#### Task objective
Repeat each entry below exactly as it stands.

#### Data about app and page elements
□ □ □

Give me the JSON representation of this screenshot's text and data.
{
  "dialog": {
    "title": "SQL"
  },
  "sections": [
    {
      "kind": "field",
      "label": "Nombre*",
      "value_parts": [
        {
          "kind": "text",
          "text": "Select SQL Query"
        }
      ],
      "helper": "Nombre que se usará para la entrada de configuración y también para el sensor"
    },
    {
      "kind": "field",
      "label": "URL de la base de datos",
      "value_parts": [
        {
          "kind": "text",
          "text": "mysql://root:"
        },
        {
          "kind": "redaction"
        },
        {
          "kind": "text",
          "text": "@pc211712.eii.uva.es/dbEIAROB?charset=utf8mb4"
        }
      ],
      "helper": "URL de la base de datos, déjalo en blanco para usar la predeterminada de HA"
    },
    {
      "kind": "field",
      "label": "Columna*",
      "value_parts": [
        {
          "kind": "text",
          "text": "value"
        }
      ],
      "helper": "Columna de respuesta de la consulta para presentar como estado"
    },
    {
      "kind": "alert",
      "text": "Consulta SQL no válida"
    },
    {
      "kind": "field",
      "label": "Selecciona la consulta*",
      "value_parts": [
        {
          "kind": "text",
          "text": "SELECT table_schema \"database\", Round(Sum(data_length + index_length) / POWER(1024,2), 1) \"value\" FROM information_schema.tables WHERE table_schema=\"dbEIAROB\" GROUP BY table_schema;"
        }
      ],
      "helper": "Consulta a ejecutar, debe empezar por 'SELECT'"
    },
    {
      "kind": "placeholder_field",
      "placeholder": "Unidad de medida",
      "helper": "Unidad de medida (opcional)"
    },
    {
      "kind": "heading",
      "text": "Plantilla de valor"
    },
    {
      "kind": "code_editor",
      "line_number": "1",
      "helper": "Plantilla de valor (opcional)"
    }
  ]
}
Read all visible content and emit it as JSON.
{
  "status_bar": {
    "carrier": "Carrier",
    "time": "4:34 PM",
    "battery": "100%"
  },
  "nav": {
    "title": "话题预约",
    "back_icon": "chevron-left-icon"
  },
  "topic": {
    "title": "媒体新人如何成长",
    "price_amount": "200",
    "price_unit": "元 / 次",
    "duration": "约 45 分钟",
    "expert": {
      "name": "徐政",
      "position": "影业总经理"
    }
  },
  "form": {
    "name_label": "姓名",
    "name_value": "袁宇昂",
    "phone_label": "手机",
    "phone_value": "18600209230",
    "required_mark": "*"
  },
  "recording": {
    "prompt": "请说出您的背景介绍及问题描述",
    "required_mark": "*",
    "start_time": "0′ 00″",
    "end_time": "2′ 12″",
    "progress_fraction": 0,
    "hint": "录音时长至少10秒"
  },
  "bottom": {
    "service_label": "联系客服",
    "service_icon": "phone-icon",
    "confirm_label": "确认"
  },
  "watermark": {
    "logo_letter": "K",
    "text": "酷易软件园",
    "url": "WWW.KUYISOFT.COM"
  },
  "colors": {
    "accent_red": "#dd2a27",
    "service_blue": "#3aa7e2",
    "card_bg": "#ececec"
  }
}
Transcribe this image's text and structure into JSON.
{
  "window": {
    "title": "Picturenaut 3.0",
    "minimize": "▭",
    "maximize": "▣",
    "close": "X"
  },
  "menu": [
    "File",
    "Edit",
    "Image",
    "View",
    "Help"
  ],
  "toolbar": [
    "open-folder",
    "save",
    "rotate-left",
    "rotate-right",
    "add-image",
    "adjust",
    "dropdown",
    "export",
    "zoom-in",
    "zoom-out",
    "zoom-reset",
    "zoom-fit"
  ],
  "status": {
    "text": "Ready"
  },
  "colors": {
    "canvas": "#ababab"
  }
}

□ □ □

#### Written solution
Give me the JSON representation of this screenshot's text and data.
{
  "dialog": {
    "title": "SQL"
  },
  "sections": [
    {
      "kind": "field",
      "label": "Nombre*",
      "value_parts": [
        {
          "kind": "text",
          "text": "Select SQL Query"
        }
      ],
      "helper": "Nombre que se usará para la entrada de configuración y también para el sensor"
    },
    {
      "kind": "field",
      "label": "URL de la base de datos",
      "value_parts": [
        {
          "kind": "text",
          "text": "mysql://root:"
        },
        {
          "kind": "redaction"
        },
        {
          "kind": "text",
          "text": "@pc211712.eii.uva.es/dbEIAROB?charset=utf8mb4"
        }
      ],
      "helper": "URL de la base de datos, déjalo en blanco para usar la predeterminada de HA"
    },
    {
      "kind": "field",
      "label": "Columna*",
      "value_parts": [
        {
          "kind": "text",
          "text": "value"
        }
      ],
      "helper": "Columna de respuesta de la consulta para presentar como estado"
    },
    {
      "kind": "alert",
      "text": "Consulta SQL no válida"
    },
    {
      "kind": "field",
      "label": "Selecciona la consulta*",
      "value_parts": [
        {
          "kind": "text",
          "text": "SELECT table_schema \"database\", Round(Sum(data_length + index_length) / POWER(1024,2), 1) \"value\" FROM information_schema.tables WHERE table_schema=\"dbEIAROB\" GROUP BY table_schema;"
        }
      ],
      "helper": "Consulta a ejecutar, debe empezar por 'SELECT'"
    },
    {
      "kind": "placeholder_field",
      "placeholder": "Unidad de medida",
      "helper": "Unidad de medida (opcional)"
    },
    {
      "kind": "heading",
      "text": "Plantilla de valor"
    },
    {
      "kind": "code_editor",
      "line_number": "1",
      "helper": "Plantilla de valor (opcional)"
    }
  ]
}
Read all visible content and emit it as JSON.
{
  "status_bar": {
    "carrier": "Carrier",
    "time": "4:34 PM",
    "battery": "100%"
  },
  "nav": {
    "title": "话题预约",
    "back_icon": "chevron-left-icon"
  },
  "topic": {
    "title": "媒体新人如何成长",
    "price_amount": "200",
    "price_unit": "元 / 次",
    "duration": "约 45 分钟",
    "expert": {
      "name": "徐政",
      "position": "影业总经理"
    }
  },
  "form": {
    "name_label": "姓名",
    "name_value": "袁宇昂",
    "phone_label": "手机",
    "phone_value": "18600209230",
    "required_mark": "*"
  },
  "recording": {
    "prompt": "请说出您的背景介绍及问题描述",
    "required_mark": "*",
    "start_time": "0′ 00″",
    "end_time": "2′ 12″",
    "progress_fraction": 0,
    "hint": "录音时长至少10秒"
  },
  "bottom": {
    "service_label": "联系客服",
    "service_icon": "phone-icon",
    "confirm_label": "确认"
  },
  "watermark": {
    "logo_letter": "K",
    "text": "酷易软件园",
    "url": "WWW.KUYISOFT.COM"
  },
  "colors": {
    "accent_red": "#dd2a27",
    "service_blue": "#3aa7e2",
    "card_bg": "#ececec"
  }
}
Transcribe this image's text and structure into JSON.
{
  "window": {
    "title": "Picturenaut 3.0",
    "minimize": "▭",
    "maximize": "▣",
    "close": "X"
  },
  "menu": [
    "File",
    "Edit",
    "Image",
    "View",
    "Help"
  ],
  "toolbar": [
    "open-folder",
    "save",
    "rotate-left",
    "rotate-right",
    "add-image",
    "adjust",
    "dropdown",
    "export",
    "zoom-in",
    "zoom-out",
    "zoom-reset",
    "zoom-fit"
  ],
  "status": {
    "text": "Ready"
  },
  "colors": {
    "canvas": "#ababab"
  }
}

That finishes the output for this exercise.